In 2020, healthcare spending is budgeted at £162billion from the £848billion announced as total spending.
This is up from last year where the total for healthcare was budgeted at £139.3billion with the difference this year being the backdrop of COVID-19.
The government is spending more on healthcare this year than any other sector.
Below, we have broken down where the healthcare budget is being spent.
Medical services are to receive £150billion of the £162billion budgeted.
Public health services are to receive £6.4billion.
R&D health is to receive £1.4billion.
The Chancellor Rishi Sunak has pledged to train 50,000 new nurses, build 40 new hospitals and deliver 50million more GP appointments.
On closer inspection. The promise to deliver more nurses includes 18,500 already registered nurses who are to be encouraged back into roles or persuaded to remain in post.
Equally, the pledge of 40 new hospitals so far includes 6 that have been promised funding to upgrade within the next 5 years.
The rest promised money to develop between 2025 and 2030.
As reported by the Metro. The Chancellor said
“I can announce over £6 billion pounds of new funding in this parliament to support the NHS. The money will deliver 50,000 more nurses, 50 million more GP appointments and work starting on 40 new hospitals, you heard that right, 40 new hospitals.”
The £30billion in extra spending up from last year will be partly used to combat the Coronavirus outbreak.

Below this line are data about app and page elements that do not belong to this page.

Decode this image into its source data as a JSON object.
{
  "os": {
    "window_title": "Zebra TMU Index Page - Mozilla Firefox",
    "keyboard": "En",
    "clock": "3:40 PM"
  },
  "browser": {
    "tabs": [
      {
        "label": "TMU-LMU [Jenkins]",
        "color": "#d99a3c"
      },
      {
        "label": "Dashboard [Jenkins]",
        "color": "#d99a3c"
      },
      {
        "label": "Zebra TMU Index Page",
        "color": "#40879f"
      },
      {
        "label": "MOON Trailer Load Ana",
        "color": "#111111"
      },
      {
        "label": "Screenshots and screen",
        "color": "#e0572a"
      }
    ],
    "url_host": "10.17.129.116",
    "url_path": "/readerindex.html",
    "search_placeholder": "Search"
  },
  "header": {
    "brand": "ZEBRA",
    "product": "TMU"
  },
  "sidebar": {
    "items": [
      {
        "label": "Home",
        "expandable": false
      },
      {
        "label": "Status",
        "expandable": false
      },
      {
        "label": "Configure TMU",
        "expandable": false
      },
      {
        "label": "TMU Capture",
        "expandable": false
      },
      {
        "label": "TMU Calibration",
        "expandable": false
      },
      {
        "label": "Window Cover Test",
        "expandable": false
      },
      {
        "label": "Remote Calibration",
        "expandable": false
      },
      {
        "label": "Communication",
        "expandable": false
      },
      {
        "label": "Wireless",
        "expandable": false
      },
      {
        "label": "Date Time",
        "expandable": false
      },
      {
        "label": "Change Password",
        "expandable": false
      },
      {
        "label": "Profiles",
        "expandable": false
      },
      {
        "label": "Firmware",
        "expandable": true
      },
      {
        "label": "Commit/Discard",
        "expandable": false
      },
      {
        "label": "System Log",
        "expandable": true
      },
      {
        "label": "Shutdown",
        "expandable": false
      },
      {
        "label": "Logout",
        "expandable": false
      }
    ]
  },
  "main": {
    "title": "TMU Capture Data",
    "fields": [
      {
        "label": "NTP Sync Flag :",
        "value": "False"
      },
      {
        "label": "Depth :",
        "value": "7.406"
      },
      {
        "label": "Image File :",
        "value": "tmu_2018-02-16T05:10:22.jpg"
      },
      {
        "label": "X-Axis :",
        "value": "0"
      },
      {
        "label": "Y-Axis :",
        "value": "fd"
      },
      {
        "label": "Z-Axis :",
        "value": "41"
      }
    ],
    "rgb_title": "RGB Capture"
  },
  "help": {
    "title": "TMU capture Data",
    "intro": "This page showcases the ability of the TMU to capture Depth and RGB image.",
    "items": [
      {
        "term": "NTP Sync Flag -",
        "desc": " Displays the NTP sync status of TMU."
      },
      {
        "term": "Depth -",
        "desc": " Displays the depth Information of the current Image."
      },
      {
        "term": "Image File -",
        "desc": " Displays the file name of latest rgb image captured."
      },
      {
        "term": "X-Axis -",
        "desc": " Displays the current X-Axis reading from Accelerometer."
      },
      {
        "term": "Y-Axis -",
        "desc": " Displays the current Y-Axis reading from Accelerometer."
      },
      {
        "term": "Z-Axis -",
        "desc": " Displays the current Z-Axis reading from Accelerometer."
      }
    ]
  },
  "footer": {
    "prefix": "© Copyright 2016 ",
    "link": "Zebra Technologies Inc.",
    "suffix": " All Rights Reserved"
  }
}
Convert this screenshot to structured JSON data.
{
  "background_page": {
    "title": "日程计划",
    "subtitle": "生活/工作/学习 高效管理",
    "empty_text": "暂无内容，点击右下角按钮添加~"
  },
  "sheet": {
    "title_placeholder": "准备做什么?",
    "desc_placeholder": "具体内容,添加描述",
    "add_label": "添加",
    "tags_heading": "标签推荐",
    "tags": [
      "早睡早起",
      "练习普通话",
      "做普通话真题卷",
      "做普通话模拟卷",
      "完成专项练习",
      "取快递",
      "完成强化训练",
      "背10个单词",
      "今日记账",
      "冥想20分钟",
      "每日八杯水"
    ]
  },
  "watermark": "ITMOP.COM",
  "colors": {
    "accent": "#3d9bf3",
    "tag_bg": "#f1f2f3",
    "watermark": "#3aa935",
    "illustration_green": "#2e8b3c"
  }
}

£12billion has been allocated to the NHS and business and workers, with the NHS receiving £5billion of this.
Money will be spent on giving statutory sick pay to all those directed to self-isolate.
Speaking to the BBC, Jeremy Corbyn said of the budget being ‘too little too late” with public services being ‘on their knees’.
With the Chancellor saying ‘We promised to back the NHS and this budget gets it done.’